Niklas Kronwall sat in a corner of the visitors dressing room in Edmonton, peeling off equipment after a narrow escape.

It was a moment of mixed emotion.

The Red Wings had just defeated the Oilers, 3-2. But they put themselves in the position of requiring a furious third-period comeback.

"I think, both of their goals, I could have done something differently, for sure," Kronwall said.

After assessing himself, he turned to the team.

"I think the first two periods were awful tonight, to say the least, a step behind and just watching," Kronwall said. "It wasn't enough."

He credited the forwards for generating the dynamic cycling game and Jimmy Howard's brilliant performance for the win.

It was all classic Kronwall, and evidence of why he is a leader among leaders for the Red Wings. Kronwall, 32, assumes personal responsibility. He also identifies the reality of game situations and the team's overall performance so deftly that his words and analysis carry considerable weight.

There is one Nick, now. Nicklas Lidstrom has retired. Kronwall leads a young defense that has jelled over the course of the first 29 games.

"He talks really well and motivates us that way," said Brendan Smith, one of two rookies among the six defensive regulars, among which Kronwall is the only 30-year-old. "But he shows it on the ice, too.

"He shows by example, which is a big thing for a leader like him. But he is a vocal leader as well. He does it whether it's in the room or on the ice.
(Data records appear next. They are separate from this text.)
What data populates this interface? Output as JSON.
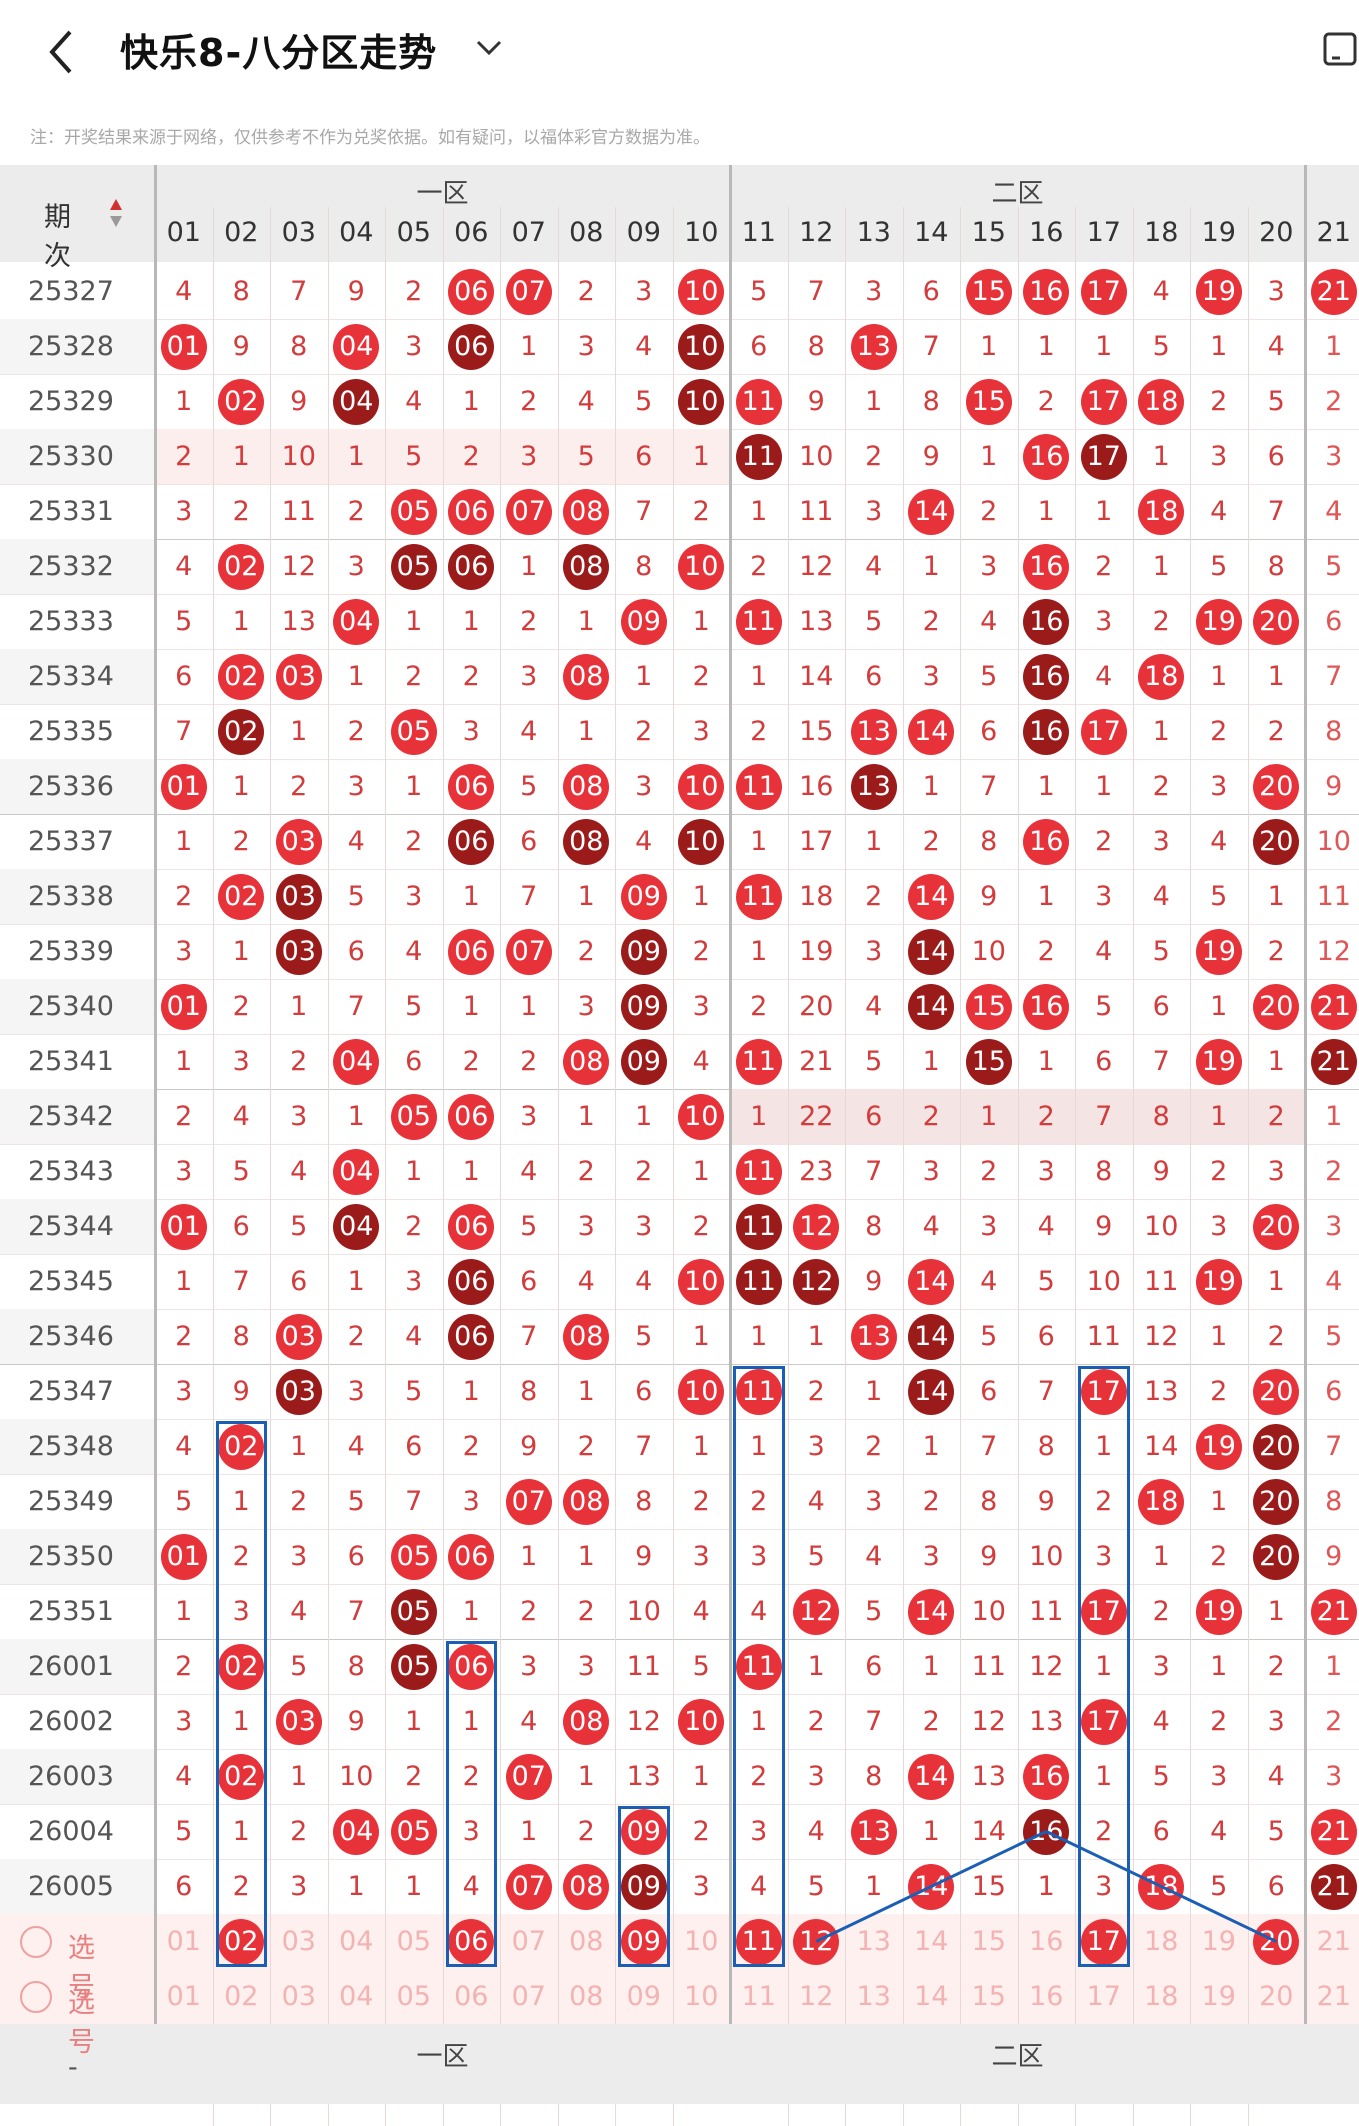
{
  "header": {
    "title": "快乐8-八分区走势"
  },
  "note": "注：开奖结果来源于网络，仅供参考不作为兑奖依据。如有疑问，以福体彩官方数据为准。",
  "table": {
    "period_header": "期次",
    "zones": [
      "一区",
      "二区"
    ],
    "columns": [
      "01",
      "02",
      "03",
      "04",
      "05",
      "06",
      "07",
      "08",
      "09",
      "10",
      "11",
      "12",
      "13",
      "14",
      "15",
      "16",
      "17",
      "18",
      "19",
      "20",
      "21"
    ],
    "rows": [
      {
        "period": "25327",
        "cells": [
          "4",
          "8",
          "7",
          "9",
          "2",
          "06",
          "07",
          "2",
          "3",
          "10",
          "5",
          "7",
          "3",
          "6",
          "15",
          "16",
          "17",
          "4",
          "19",
          "3",
          "21"
        ],
        "hits": [
          6,
          7,
          10,
          15,
          16,
          17,
          19,
          21
        ]
      },
      {
        "period": "25328",
        "cells": [
          "01",
          "9",
          "8",
          "04",
          "3",
          "06",
          "1",
          "3",
          "4",
          "10",
          "6",
          "8",
          "13",
          "7",
          "1",
          "1",
          "1",
          "5",
          "1",
          "4",
          "1"
        ],
        "hits": [
          1,
          4,
          6,
          10,
          13
        ]
      },
      {
        "period": "25329",
        "cells": [
          "1",
          "02",
          "9",
          "04",
          "4",
          "1",
          "2",
          "4",
          "5",
          "10",
          "11",
          "9",
          "1",
          "8",
          "15",
          "2",
          "17",
          "18",
          "2",
          "5",
          "2"
        ],
        "hits": [
          2,
          4,
          10,
          11,
          15,
          17,
          18
        ]
      },
      {
        "period": "25330",
        "cells": [
          "2",
          "1",
          "10",
          "1",
          "5",
          "2",
          "3",
          "5",
          "6",
          "1",
          "11",
          "10",
          "2",
          "9",
          "1",
          "16",
          "17",
          "1",
          "3",
          "6",
          "3"
        ],
        "hits": [
          11,
          16,
          17
        ]
      },
      {
        "period": "25331",
        "cells": [
          "3",
          "2",
          "11",
          "2",
          "05",
          "06",
          "07",
          "08",
          "7",
          "2",
          "1",
          "11",
          "3",
          "14",
          "2",
          "1",
          "1",
          "18",
          "4",
          "7",
          "4"
        ],
        "hits": [
          5,
          6,
          7,
          8,
          14,
          18
        ]
      },
      {
        "period": "25332",
        "cells": [
          "4",
          "02",
          "12",
          "3",
          "05",
          "06",
          "1",
          "08",
          "8",
          "10",
          "2",
          "12",
          "4",
          "1",
          "3",
          "16",
          "2",
          "1",
          "5",
          "8",
          "5"
        ],
        "hits": [
          2,
          5,
          6,
          8,
          10,
          16
        ]
      },
      {
        "period": "25333",
        "cells": [
          "5",
          "1",
          "13",
          "04",
          "1",
          "1",
          "2",
          "1",
          "09",
          "1",
          "11",
          "13",
          "5",
          "2",
          "4",
          "16",
          "3",
          "2",
          "19",
          "20",
          "6"
        ],
        "hits": [
          4,
          9,
          11,
          16,
          19,
          20
        ]
      },
      {
        "period": "25334",
        "cells": [
          "6",
          "02",
          "03",
          "1",
          "2",
          "2",
          "3",
          "08",
          "1",
          "2",
          "1",
          "14",
          "6",
          "3",
          "5",
          "16",
          "4",
          "18",
          "1",
          "1",
          "7"
        ],
        "hits": [
          2,
          3,
          8,
          16,
          18
        ]
      },
      {
        "period": "25335",
        "cells": [
          "7",
          "02",
          "1",
          "2",
          "05",
          "3",
          "4",
          "1",
          "2",
          "3",
          "2",
          "15",
          "13",
          "14",
          "6",
          "16",
          "17",
          "1",
          "2",
          "2",
          "8"
        ],
        "hits": [
          2,
          5,
          13,
          14,
          16,
          17
        ]
      },
      {
        "period": "25336",
        "cells": [
          "01",
          "1",
          "2",
          "3",
          "1",
          "06",
          "5",
          "08",
          "3",
          "10",
          "11",
          "16",
          "13",
          "1",
          "7",
          "1",
          "1",
          "2",
          "3",
          "20",
          "9"
        ],
        "hits": [
          1,
          6,
          8,
          10,
          11,
          13,
          20
        ]
      },
      {
        "period": "25337",
        "cells": [
          "1",
          "2",
          "03",
          "4",
          "2",
          "06",
          "6",
          "08",
          "4",
          "10",
          "1",
          "17",
          "1",
          "2",
          "8",
          "16",
          "2",
          "3",
          "4",
          "20",
          "10"
        ],
        "hits": [
          3,
          6,
          8,
          10,
          16,
          20
        ]
      },
      {
        "period": "25338",
        "cells": [
          "2",
          "02",
          "03",
          "5",
          "3",
          "1",
          "7",
          "1",
          "09",
          "1",
          "11",
          "18",
          "2",
          "14",
          "9",
          "1",
          "3",
          "4",
          "5",
          "1",
          "11"
        ],
        "hits": [
          2,
          3,
          9,
          11,
          14
        ]
      },
      {
        "period": "25339",
        "cells": [
          "3",
          "1",
          "03",
          "6",
          "4",
          "06",
          "07",
          "2",
          "09",
          "2",
          "1",
          "19",
          "3",
          "14",
          "10",
          "2",
          "4",
          "5",
          "19",
          "2",
          "12"
        ],
        "hits": [
          3,
          6,
          7,
          9,
          14,
          19
        ]
      },
      {
        "period": "25340",
        "cells": [
          "01",
          "2",
          "1",
          "7",
          "5",
          "1",
          "1",
          "3",
          "09",
          "3",
          "2",
          "20",
          "4",
          "14",
          "15",
          "16",
          "5",
          "6",
          "1",
          "20",
          "21"
        ],
        "hits": [
          1,
          9,
          14,
          15,
          16,
          20,
          21
        ]
      },
      {
        "period": "25341",
        "cells": [
          "1",
          "3",
          "2",
          "04",
          "6",
          "2",
          "2",
          "08",
          "09",
          "4",
          "11",
          "21",
          "5",
          "1",
          "15",
          "1",
          "6",
          "7",
          "19",
          "1",
          "21"
        ],
        "hits": [
          4,
          8,
          9,
          11,
          15,
          19,
          21
        ]
      },
      {
        "period": "25342",
        "cells": [
          "2",
          "4",
          "3",
          "1",
          "05",
          "06",
          "3",
          "1",
          "1",
          "10",
          "1",
          "22",
          "6",
          "2",
          "1",
          "2",
          "7",
          "8",
          "1",
          "2",
          "1"
        ],
        "hits": [
          5,
          6,
          10
        ]
      },
      {
        "period": "25343",
        "cells": [
          "3",
          "5",
          "4",
          "04",
          "1",
          "1",
          "4",
          "2",
          "2",
          "1",
          "11",
          "23",
          "7",
          "3",
          "2",
          "3",
          "8",
          "9",
          "2",
          "3",
          "2"
        ],
        "hits": [
          4,
          11
        ]
      },
      {
        "period": "25344",
        "cells": [
          "01",
          "6",
          "5",
          "04",
          "2",
          "06",
          "5",
          "3",
          "3",
          "2",
          "11",
          "12",
          "8",
          "4",
          "3",
          "4",
          "9",
          "10",
          "3",
          "20",
          "3"
        ],
        "hits": [
          1,
          4,
          6,
          11,
          12,
          20
        ]
      },
      {
        "period": "25345",
        "cells": [
          "1",
          "7",
          "6",
          "1",
          "3",
          "06",
          "6",
          "4",
          "4",
          "10",
          "11",
          "12",
          "9",
          "14",
          "4",
          "5",
          "10",
          "11",
          "19",
          "1",
          "4"
        ],
        "hits": [
          6,
          10,
          11,
          12,
          14,
          19
        ]
      },
      {
        "period": "25346",
        "cells": [
          "2",
          "8",
          "03",
          "2",
          "4",
          "06",
          "7",
          "08",
          "5",
          "1",
          "1",
          "1",
          "13",
          "14",
          "5",
          "6",
          "11",
          "12",
          "1",
          "2",
          "5"
        ],
        "hits": [
          3,
          6,
          8,
          13,
          14
        ]
      },
      {
        "period": "25347",
        "cells": [
          "3",
          "9",
          "03",
          "3",
          "5",
          "1",
          "8",
          "1",
          "6",
          "10",
          "11",
          "2",
          "1",
          "14",
          "6",
          "7",
          "17",
          "13",
          "2",
          "20",
          "6"
        ],
        "hits": [
          3,
          10,
          11,
          14,
          17,
          20
        ]
      },
      {
        "period": "25348",
        "cells": [
          "4",
          "02",
          "1",
          "4",
          "6",
          "2",
          "9",
          "2",
          "7",
          "1",
          "1",
          "3",
          "2",
          "1",
          "7",
          "8",
          "1",
          "14",
          "19",
          "20",
          "7"
        ],
        "hits": [
          2,
          19,
          20
        ]
      },
      {
        "period": "25349",
        "cells": [
          "5",
          "1",
          "2",
          "5",
          "7",
          "3",
          "07",
          "08",
          "8",
          "2",
          "2",
          "4",
          "3",
          "2",
          "8",
          "9",
          "2",
          "18",
          "1",
          "20",
          "8"
        ],
        "hits": [
          7,
          8,
          18,
          20
        ]
      },
      {
        "period": "25350",
        "cells": [
          "01",
          "2",
          "3",
          "6",
          "05",
          "06",
          "1",
          "1",
          "9",
          "3",
          "3",
          "5",
          "4",
          "3",
          "9",
          "10",
          "3",
          "1",
          "2",
          "20",
          "9"
        ],
        "hits": [
          1,
          5,
          6,
          20
        ]
      },
      {
        "period": "25351",
        "cells": [
          "1",
          "3",
          "4",
          "7",
          "05",
          "1",
          "2",
          "2",
          "10",
          "4",
          "4",
          "12",
          "5",
          "14",
          "10",
          "11",
          "17",
          "2",
          "19",
          "1",
          "21"
        ],
        "hits": [
          5,
          12,
          14,
          17,
          19,
          21
        ]
      },
      {
        "period": "26001",
        "cells": [
          "2",
          "02",
          "5",
          "8",
          "05",
          "06",
          "3",
          "3",
          "11",
          "5",
          "11",
          "1",
          "6",
          "1",
          "11",
          "12",
          "1",
          "3",
          "1",
          "2",
          "1"
        ],
        "hits": [
          2,
          5,
          6,
          11
        ]
      },
      {
        "period": "26002",
        "cells": [
          "3",
          "1",
          "03",
          "9",
          "1",
          "1",
          "4",
          "08",
          "12",
          "10",
          "1",
          "2",
          "7",
          "2",
          "12",
          "13",
          "17",
          "4",
          "2",
          "3",
          "2"
        ],
        "hits": [
          3,
          8,
          10,
          17
        ]
      },
      {
        "period": "26003",
        "cells": [
          "4",
          "02",
          "1",
          "10",
          "2",
          "2",
          "07",
          "1",
          "13",
          "1",
          "2",
          "3",
          "8",
          "14",
          "13",
          "16",
          "1",
          "5",
          "3",
          "4",
          "3"
        ],
        "hits": [
          2,
          7,
          14,
          16
        ]
      },
      {
        "period": "26004",
        "cells": [
          "5",
          "1",
          "2",
          "04",
          "05",
          "3",
          "1",
          "2",
          "09",
          "2",
          "3",
          "4",
          "13",
          "1",
          "14",
          "16",
          "2",
          "6",
          "4",
          "5",
          "21"
        ],
        "hits": [
          4,
          5,
          9,
          13,
          16,
          21
        ]
      },
      {
        "period": "26005",
        "cells": [
          "6",
          "2",
          "3",
          "1",
          "1",
          "4",
          "07",
          "08",
          "09",
          "3",
          "4",
          "5",
          "1",
          "14",
          "15",
          "1",
          "3",
          "18",
          "5",
          "6",
          "21"
        ],
        "hits": [
          7,
          8,
          9,
          14,
          18,
          21
        ]
      }
    ],
    "select_rows": [
      {
        "label": "选号",
        "selected": [
          2,
          6,
          9,
          11,
          12,
          17,
          20
        ]
      },
      {
        "label": "选号",
        "selected": []
      }
    ]
  }
}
On the ice, he's always talking."

Kronwall's leadership was on display in the dressing room during a recent game when the Red Wings played a poor first period.

"We came in here," Smith said, standing at his dressing stall, "and he was one of the first guys talking, to give some tips for the boys to work on or things that maybe we should think about so we could get better and get some momentum that way."